[Source records]
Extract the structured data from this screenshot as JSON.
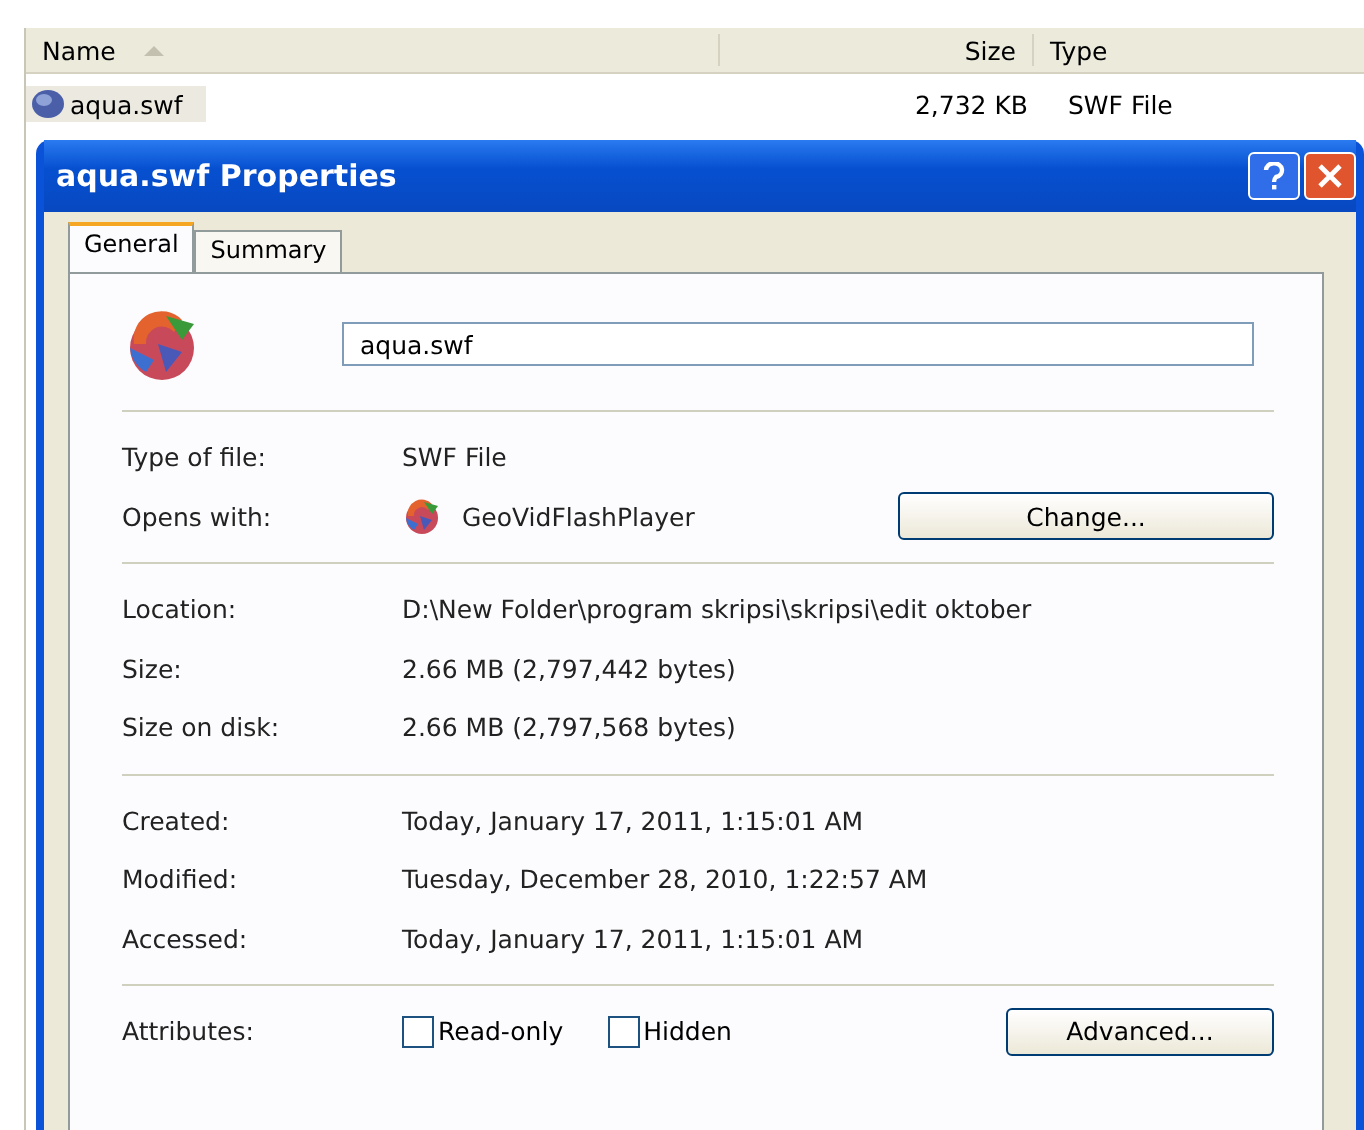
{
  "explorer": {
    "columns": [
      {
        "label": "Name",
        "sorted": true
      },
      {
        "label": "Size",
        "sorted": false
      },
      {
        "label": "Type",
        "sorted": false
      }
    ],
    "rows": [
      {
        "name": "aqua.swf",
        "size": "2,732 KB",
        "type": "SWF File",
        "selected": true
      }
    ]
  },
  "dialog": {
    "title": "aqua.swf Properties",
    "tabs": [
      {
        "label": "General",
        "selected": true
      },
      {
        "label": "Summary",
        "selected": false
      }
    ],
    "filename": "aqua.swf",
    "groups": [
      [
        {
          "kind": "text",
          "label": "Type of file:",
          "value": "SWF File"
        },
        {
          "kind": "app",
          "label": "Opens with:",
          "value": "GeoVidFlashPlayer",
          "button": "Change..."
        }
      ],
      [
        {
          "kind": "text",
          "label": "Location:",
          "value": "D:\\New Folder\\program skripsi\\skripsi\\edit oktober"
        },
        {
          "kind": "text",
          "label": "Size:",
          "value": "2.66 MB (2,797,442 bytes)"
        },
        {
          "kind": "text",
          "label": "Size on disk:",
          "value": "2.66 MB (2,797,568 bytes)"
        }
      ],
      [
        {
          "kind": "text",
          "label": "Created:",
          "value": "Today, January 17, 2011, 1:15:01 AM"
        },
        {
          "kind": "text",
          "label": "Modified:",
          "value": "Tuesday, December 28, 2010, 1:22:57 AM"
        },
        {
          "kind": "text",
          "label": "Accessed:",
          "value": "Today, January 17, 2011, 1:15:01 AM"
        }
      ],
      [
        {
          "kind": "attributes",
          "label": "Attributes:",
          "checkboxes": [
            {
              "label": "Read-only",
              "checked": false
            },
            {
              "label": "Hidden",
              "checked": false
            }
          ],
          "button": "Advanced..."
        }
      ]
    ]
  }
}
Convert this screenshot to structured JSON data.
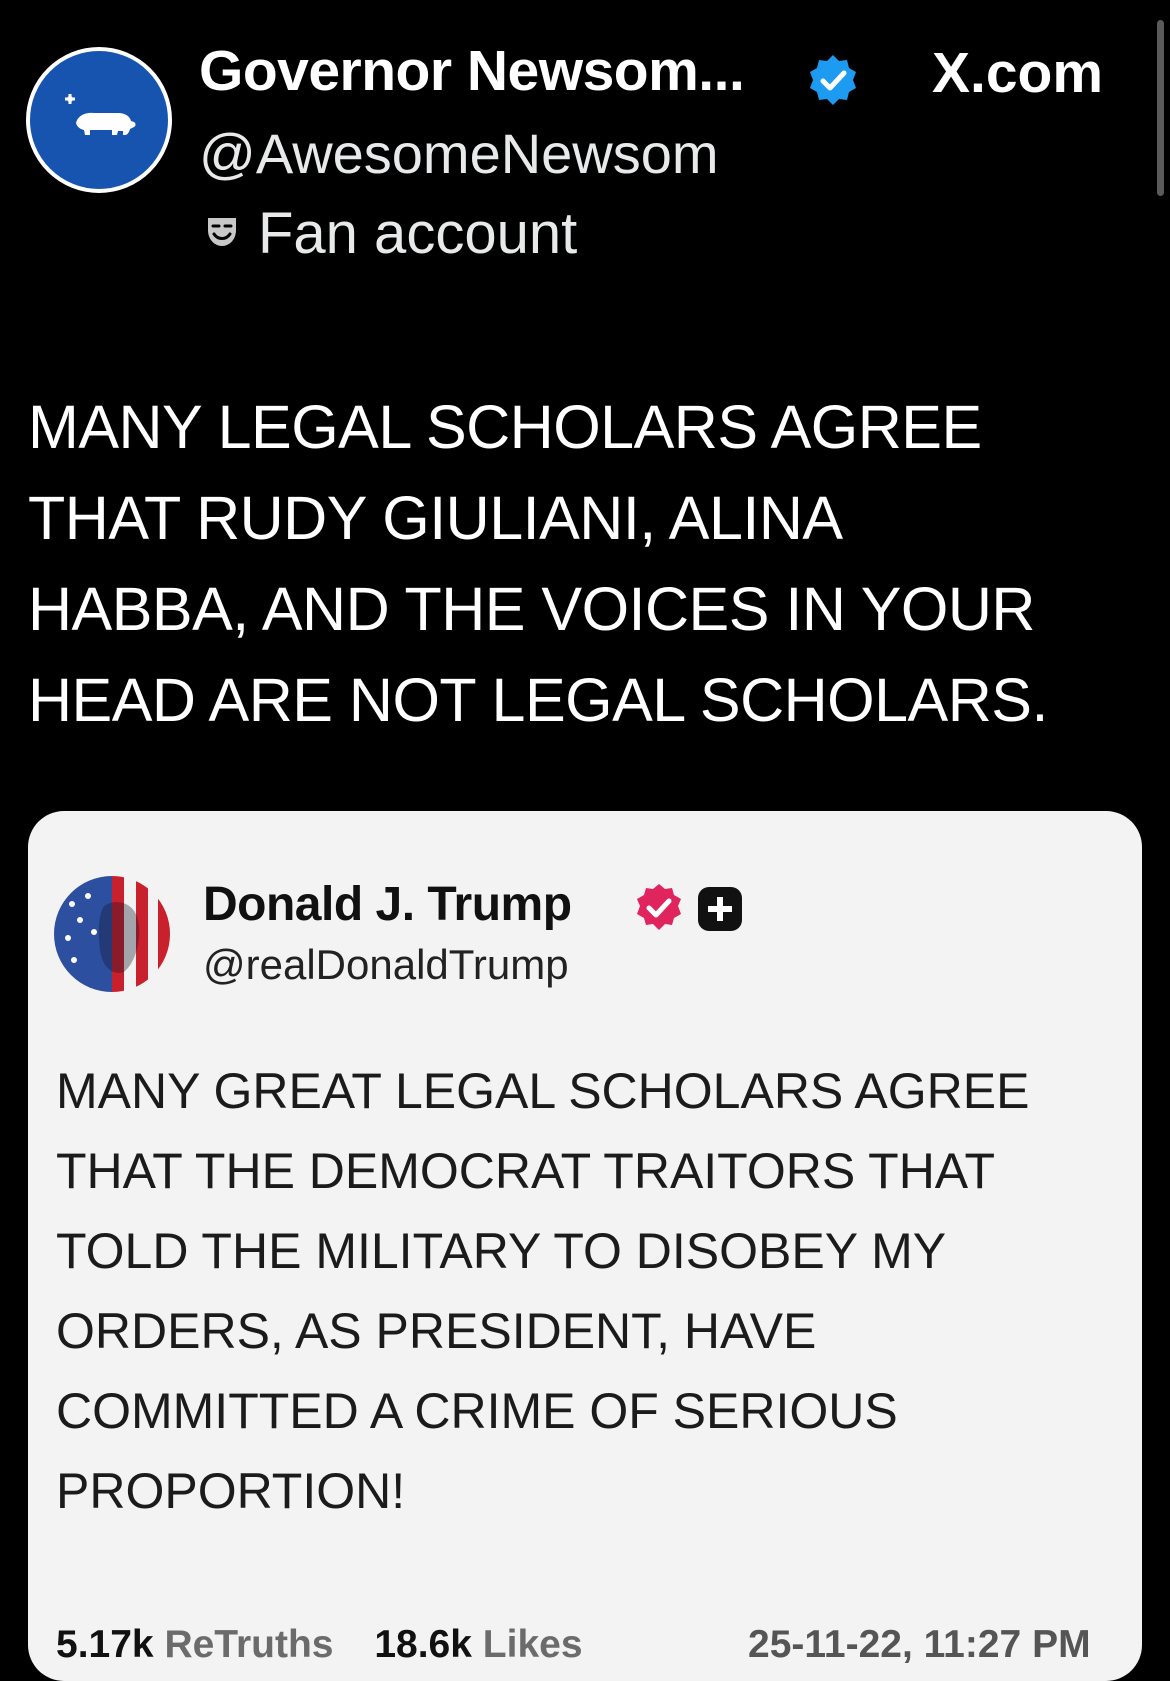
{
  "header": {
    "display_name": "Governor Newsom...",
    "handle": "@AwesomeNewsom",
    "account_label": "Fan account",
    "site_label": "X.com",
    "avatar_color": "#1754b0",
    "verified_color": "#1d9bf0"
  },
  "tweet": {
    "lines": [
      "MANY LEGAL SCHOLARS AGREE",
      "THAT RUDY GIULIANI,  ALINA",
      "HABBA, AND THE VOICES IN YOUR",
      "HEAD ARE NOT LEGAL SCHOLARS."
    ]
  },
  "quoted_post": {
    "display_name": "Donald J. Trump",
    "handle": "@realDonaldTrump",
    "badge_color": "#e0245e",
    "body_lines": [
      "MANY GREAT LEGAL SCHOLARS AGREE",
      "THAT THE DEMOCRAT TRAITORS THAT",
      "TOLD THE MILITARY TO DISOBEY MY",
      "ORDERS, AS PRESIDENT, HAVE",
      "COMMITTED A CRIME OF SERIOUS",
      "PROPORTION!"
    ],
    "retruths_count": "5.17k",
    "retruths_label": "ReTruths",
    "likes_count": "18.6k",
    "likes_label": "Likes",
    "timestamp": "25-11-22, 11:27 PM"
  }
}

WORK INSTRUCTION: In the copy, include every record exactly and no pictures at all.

RESULT:
Extract the structured data from this screenshot as JSON.
{
  "explorer": {
    "columns": [
      {
        "label": "Name",
        "sorted": true
      },
      {
        "label": "Size",
        "sorted": false
      },
      {
        "label": "Type",
        "sorted": false
      }
    ],
    "rows": [
      {
        "name": "aqua.swf",
        "size": "2,732 KB",
        "type": "SWF File",
        "selected": true
      }
    ]
  },
  "dialog": {
    "title": "aqua.swf Properties",
    "tabs": [
      {
        "label": "General",
        "selected": true
      },
      {
        "label": "Summary",
        "selected": false
      }
    ],
    "filename": "aqua.swf",
    "groups": [
      [
        {
          "kind": "text",
          "label": "Type of file:",
          "value": "SWF File"
        },
        {
          "kind": "app",
          "label": "Opens with:",
          "value": "GeoVidFlashPlayer",
          "button": "Change..."
        }
      ],
      [
        {
          "kind": "text",
          "label": "Location:",
          "value": "D:\\New Folder\\program skripsi\\skripsi\\edit oktober"
        },
        {
          "kind": "text",
          "label": "Size:",
          "value": "2.66 MB (2,797,442 bytes)"
        },
        {
          "kind": "text",
          "label": "Size on disk:",
          "value": "2.66 MB (2,797,568 bytes)"
        }
      ],
      [
        {
          "kind": "text",
          "label": "Created:",
          "value": "Today, January 17, 2011, 1:15:01 AM"
        },
        {
          "kind": "text",
          "label": "Modified:",
          "value": "Tuesday, December 28, 2010, 1:22:57 AM"
        },
        {
          "kind": "text",
          "label": "Accessed:",
          "value": "Today, January 17, 2011, 1:15:01 AM"
        }
      ],
      [
        {
          "kind": "attributes",
          "label": "Attributes:",
          "checkboxes": [
            {
              "label": "Read-only",
              "checked": false
            },
            {
              "label": "Hidden",
              "checked": false
            }
          ],
          "button": "Advanced..."
        }
      ]
    ]
  }
}
Convert this screenshot to structured JSON data.
{
  "header": {
    "display_name": "Governor Newsom...",
    "handle": "@AwesomeNewsom",
    "account_label": "Fan account",
    "site_label": "X.com",
    "avatar_color": "#1754b0",
    "verified_color": "#1d9bf0"
  },
  "tweet": {
    "lines": [
      "MANY LEGAL SCHOLARS AGREE",
      "THAT RUDY GIULIANI,  ALINA",
      "HABBA, AND THE VOICES IN YOUR",
      "HEAD ARE NOT LEGAL SCHOLARS."
    ]
  },
  "quoted_post": {
    "display_name": "Donald J. Trump",
    "handle": "@realDonaldTrump",
    "badge_color": "#e0245e",
    "body_lines": [
      "MANY GREAT LEGAL SCHOLARS AGREE",
      "THAT THE DEMOCRAT TRAITORS THAT",
      "TOLD THE MILITARY TO DISOBEY MY",
      "ORDERS, AS PRESIDENT, HAVE",
      "COMMITTED A CRIME OF SERIOUS",
      "PROPORTION!"
    ],
    "retruths_count": "5.17k",
    "retruths_label": "ReTruths",
    "likes_count": "18.6k",
    "likes_label": "Likes",
    "timestamp": "25-11-22, 11:27 PM"
  }
}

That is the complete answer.